The Los Angeles Cultural Heritage Commission voted unanimously Thursday to consider giving historic-cultural monument status to the downtown Times Mirror Square complex.
The application includes a 1970s addition that a developer has marked for demolition to make way for a pair of residential towers, and the vote comes as the Los Angeles Times newspaper is in the final stages of vacating the complex.
Before the vote, Commission President Richard Barron stressed that the commission agrees to consider at least eight or nine out of every 10 applications it receives and that the meeting only marked the beginning of the process.
“I think these are all iconic Los Angeles buildings and that we need to go visit the site, is the next step,” Barron said. “I’m in support of this application.”
The complex has housed the Los Angeles Times since 1935, although the paper is moving to a new home in El Segundo and has been renting the building since 2016 when its former owner, Tribune Media Co., sold it to Canadian developer Omni Group.
Omni’s development plan would preserve the older buildings but bulldoze the 1970s addition. The developers cannot tear down any buildings while the complex’s application for monument status is being considered. The application was submitted by a preservationist organization called Esotouric.

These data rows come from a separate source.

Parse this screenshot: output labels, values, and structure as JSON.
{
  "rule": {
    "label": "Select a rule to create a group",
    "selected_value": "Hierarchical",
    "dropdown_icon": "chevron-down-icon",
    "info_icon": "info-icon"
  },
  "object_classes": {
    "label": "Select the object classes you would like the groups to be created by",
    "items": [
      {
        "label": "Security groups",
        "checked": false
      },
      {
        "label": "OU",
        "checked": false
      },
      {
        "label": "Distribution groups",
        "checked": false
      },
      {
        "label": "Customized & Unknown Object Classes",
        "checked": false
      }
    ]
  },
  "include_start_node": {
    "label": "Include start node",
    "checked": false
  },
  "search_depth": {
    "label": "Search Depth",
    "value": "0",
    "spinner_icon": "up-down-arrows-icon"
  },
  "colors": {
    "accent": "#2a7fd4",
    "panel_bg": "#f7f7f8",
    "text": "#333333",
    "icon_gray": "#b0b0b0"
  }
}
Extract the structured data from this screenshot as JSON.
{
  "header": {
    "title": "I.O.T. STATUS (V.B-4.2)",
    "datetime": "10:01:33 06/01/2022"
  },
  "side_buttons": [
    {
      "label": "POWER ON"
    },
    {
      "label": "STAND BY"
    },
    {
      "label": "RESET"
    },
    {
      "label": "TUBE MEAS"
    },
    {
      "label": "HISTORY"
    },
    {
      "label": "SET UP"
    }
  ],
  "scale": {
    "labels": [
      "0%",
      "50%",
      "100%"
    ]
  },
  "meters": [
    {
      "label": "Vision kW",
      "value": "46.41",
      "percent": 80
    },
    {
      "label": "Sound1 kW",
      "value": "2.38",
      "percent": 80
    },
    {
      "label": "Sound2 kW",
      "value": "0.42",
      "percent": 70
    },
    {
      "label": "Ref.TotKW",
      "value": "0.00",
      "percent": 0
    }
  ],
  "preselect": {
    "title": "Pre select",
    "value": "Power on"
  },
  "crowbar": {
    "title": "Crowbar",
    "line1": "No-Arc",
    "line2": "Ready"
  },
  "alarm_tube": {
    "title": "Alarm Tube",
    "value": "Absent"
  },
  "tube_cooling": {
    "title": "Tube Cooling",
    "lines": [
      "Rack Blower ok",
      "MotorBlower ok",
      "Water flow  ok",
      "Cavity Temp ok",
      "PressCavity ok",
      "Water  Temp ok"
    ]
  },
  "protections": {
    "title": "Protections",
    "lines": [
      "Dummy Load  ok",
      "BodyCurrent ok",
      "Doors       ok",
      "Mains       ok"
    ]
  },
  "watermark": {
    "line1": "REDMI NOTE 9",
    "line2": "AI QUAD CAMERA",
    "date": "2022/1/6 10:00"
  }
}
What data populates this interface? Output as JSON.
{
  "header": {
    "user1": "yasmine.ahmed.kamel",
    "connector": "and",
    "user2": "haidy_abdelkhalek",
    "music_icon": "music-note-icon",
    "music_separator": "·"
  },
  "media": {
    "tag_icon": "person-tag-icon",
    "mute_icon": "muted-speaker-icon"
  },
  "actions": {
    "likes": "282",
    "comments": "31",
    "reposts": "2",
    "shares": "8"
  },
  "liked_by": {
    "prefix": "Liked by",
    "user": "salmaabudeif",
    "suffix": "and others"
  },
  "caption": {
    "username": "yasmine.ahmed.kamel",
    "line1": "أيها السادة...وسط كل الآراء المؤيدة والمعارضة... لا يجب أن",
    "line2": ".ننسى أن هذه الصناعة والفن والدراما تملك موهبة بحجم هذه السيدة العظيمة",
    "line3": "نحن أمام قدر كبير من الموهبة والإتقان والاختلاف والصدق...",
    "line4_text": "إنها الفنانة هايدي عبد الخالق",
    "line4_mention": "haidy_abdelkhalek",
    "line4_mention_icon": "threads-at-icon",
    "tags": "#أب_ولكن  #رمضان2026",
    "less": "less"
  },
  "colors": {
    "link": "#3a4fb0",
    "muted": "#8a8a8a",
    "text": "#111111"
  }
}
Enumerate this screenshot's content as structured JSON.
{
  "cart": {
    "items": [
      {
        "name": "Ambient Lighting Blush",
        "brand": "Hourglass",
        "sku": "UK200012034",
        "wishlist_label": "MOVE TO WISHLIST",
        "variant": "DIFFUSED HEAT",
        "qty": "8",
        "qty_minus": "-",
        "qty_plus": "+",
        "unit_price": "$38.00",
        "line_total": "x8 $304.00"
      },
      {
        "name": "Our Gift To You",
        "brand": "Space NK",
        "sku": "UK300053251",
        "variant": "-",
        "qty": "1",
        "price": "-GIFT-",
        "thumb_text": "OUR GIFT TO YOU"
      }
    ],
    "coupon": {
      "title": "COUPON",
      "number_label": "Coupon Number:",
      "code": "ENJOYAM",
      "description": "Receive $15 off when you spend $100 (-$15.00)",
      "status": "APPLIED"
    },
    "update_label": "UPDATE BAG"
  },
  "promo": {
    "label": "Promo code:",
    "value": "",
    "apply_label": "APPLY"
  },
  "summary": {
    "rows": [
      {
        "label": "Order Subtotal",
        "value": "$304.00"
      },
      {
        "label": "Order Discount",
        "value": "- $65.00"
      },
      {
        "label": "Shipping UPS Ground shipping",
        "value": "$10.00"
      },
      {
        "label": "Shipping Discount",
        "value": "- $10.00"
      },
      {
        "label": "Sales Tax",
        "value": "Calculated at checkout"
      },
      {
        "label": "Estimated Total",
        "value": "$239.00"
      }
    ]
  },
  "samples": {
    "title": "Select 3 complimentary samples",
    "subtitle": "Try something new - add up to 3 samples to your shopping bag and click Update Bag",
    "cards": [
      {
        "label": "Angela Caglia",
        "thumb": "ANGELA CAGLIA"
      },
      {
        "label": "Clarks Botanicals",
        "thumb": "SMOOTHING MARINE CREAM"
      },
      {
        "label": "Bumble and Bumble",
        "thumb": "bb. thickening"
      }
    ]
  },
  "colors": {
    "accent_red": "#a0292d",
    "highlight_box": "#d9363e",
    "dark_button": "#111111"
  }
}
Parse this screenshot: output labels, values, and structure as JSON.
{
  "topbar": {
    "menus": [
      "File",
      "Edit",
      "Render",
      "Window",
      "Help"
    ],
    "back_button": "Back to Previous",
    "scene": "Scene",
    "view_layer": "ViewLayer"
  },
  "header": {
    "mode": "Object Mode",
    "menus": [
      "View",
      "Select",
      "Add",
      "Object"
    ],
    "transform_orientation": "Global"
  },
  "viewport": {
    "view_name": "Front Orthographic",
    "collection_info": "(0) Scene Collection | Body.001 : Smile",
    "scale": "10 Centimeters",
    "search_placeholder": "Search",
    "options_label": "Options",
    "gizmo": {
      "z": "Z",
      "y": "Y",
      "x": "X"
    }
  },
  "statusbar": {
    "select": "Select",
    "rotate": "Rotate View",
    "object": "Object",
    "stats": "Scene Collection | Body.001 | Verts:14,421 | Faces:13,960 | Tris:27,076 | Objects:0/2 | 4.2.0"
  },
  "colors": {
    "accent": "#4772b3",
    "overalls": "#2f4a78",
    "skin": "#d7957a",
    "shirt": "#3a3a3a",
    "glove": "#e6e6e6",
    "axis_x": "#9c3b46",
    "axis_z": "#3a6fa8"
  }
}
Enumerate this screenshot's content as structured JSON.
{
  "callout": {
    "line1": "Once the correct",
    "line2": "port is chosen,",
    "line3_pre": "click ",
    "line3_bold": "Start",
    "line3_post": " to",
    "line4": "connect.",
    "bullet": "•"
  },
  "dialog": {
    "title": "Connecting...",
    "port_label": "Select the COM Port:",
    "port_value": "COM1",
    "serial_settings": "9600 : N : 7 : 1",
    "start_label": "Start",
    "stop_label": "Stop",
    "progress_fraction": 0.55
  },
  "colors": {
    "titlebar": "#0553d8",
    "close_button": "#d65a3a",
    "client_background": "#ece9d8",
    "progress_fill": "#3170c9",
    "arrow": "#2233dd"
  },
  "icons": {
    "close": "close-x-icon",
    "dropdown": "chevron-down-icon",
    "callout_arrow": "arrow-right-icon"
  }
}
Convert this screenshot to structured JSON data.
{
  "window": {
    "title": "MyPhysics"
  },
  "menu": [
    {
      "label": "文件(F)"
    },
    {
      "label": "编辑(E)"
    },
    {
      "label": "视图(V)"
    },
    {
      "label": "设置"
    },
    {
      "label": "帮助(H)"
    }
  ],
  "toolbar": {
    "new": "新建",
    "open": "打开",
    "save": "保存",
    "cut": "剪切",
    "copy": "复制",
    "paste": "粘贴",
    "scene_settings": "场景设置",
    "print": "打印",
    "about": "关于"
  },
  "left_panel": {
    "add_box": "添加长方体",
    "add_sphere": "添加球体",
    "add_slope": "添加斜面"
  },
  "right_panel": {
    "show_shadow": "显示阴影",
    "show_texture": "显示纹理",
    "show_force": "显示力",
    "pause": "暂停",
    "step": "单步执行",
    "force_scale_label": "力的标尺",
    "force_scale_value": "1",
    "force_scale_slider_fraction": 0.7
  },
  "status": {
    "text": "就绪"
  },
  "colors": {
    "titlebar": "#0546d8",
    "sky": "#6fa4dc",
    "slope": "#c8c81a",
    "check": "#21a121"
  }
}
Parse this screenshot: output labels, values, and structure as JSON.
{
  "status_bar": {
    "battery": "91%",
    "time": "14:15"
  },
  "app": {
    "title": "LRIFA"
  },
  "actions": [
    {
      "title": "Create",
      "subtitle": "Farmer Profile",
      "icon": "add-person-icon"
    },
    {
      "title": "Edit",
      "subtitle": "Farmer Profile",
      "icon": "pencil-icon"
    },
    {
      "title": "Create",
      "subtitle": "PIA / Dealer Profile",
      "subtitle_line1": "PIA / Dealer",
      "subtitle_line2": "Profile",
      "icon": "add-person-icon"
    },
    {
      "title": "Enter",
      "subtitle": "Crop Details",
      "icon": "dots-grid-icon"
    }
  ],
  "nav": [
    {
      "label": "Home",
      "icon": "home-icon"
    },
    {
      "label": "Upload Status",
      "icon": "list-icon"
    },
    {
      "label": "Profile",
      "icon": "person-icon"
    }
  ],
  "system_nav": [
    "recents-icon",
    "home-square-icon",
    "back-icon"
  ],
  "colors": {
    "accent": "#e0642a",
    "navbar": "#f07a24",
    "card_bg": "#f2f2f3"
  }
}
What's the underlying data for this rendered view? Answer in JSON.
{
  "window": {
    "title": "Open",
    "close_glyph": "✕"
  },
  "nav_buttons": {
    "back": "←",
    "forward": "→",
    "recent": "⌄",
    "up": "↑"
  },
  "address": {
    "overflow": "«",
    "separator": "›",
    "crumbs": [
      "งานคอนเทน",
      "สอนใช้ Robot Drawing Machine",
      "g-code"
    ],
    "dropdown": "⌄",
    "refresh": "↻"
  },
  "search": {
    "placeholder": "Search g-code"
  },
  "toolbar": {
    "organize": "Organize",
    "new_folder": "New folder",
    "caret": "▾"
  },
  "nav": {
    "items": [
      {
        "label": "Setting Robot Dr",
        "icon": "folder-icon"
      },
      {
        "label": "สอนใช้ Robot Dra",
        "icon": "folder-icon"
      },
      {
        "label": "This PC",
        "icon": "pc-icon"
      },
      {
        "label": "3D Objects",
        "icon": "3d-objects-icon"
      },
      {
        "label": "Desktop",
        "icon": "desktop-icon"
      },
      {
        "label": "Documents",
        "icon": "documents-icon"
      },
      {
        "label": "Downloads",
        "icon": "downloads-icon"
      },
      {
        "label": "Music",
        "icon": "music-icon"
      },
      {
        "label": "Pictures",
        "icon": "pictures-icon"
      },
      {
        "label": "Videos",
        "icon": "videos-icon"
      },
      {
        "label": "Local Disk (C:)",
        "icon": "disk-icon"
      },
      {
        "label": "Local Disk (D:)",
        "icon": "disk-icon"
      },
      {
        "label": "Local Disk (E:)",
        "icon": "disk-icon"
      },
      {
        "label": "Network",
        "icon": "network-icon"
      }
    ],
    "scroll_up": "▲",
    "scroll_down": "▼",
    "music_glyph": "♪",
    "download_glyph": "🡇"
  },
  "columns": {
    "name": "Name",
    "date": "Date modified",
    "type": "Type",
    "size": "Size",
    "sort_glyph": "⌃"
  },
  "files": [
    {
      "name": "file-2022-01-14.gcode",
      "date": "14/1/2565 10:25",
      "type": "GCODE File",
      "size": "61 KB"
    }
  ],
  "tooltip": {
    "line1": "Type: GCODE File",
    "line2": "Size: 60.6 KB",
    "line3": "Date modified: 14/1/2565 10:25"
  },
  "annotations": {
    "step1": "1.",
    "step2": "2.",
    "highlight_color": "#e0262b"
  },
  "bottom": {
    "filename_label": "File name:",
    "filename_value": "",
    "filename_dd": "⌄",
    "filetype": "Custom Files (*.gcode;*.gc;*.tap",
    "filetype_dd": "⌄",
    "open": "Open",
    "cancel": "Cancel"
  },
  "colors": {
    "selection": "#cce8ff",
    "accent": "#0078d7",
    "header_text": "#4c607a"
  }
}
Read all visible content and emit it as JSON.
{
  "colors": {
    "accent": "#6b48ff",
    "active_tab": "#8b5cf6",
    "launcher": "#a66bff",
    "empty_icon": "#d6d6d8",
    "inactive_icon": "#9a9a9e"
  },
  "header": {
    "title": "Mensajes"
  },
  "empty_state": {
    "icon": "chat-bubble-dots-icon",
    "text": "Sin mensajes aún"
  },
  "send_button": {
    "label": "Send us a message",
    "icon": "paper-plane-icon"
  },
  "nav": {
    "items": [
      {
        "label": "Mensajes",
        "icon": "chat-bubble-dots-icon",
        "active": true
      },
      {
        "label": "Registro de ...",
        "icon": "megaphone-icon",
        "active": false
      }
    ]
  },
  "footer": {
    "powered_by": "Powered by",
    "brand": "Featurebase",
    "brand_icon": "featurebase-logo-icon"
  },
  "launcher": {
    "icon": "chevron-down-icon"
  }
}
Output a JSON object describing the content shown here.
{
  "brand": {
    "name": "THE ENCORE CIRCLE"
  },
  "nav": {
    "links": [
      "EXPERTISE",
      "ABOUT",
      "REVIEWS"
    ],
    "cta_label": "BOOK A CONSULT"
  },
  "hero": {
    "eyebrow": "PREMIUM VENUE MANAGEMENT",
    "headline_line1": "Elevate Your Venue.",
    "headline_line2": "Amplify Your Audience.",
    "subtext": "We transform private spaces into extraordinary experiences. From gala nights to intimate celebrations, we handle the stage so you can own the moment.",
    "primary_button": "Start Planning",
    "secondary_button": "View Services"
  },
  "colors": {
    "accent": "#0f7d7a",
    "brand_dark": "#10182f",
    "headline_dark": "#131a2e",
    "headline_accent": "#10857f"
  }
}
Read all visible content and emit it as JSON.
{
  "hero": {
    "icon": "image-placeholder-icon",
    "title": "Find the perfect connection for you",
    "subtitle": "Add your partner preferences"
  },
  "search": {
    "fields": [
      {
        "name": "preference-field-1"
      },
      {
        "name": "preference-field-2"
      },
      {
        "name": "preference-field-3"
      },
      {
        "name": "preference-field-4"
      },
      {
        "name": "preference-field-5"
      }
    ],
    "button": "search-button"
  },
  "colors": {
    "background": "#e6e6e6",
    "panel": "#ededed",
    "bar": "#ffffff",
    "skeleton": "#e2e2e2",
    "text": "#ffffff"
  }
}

The complex consists of five buildings constructed between 1935 and 1973, according to a report by the Department of City Planning:
— the 1935 eight-story Los Angeles Times Building designed in the art deco/moderne architectural style by Los Angeles architect Gordon B. Kaufmann;
— the four-story Plant Building completed in 1935 that is an original two-story art deco/moderne-style building by Kaufmann, with two one-story additions designed by Los Angeles architect Rowland H. Crawford in 1946 and 1955;
— the 12-story Mirror Building designed in the late moderne architectural style by Crawford in 1948;
— and the six-story Times-Mirror Headquarters Building and six-story parking structure designed by architect William L. Pereira in the corporate international architectural style in 1973.
With Omni already having pledged to preserve much of the complex except for the 1970s addition, many of the public speakers focused their comments on it, with fans of the addition outnumbering its critics.
Leo Wolinsky, a former managing editor for The Times, gave a detailed history of the Chandler family that owned and ran the paper for seven decades until the family-controlled Times Mirror Co. was sold to Tribune in 2000.
“Each of the buildings in Times Mirror Square reflects a different chapter in that history. Today they are all that remain to tell this powerful story of how Los Angeles came to be, and the family that put their unmistakable stamp on the region,” Wolinsky said.
Josh Albrektson, an activist who has spoken out against preserving the 1970s addition on the Facebook page DTLA Development, argued it was not worthy of monument status.
“This Pereira building would have never been allowed to have been built today. It absolutely destroys the look of the 1935 art deco L.A. Times building that everybody loves,” Albrektson said.
Dr. Patrick Soon-Shiong, a biotech billionaire who has dedicated most of his fortune to fighting cancer, last month finalized his $500 million-plus purchase of the Los Angeles Times, the San Diego Union-Tribune and some community newspapers.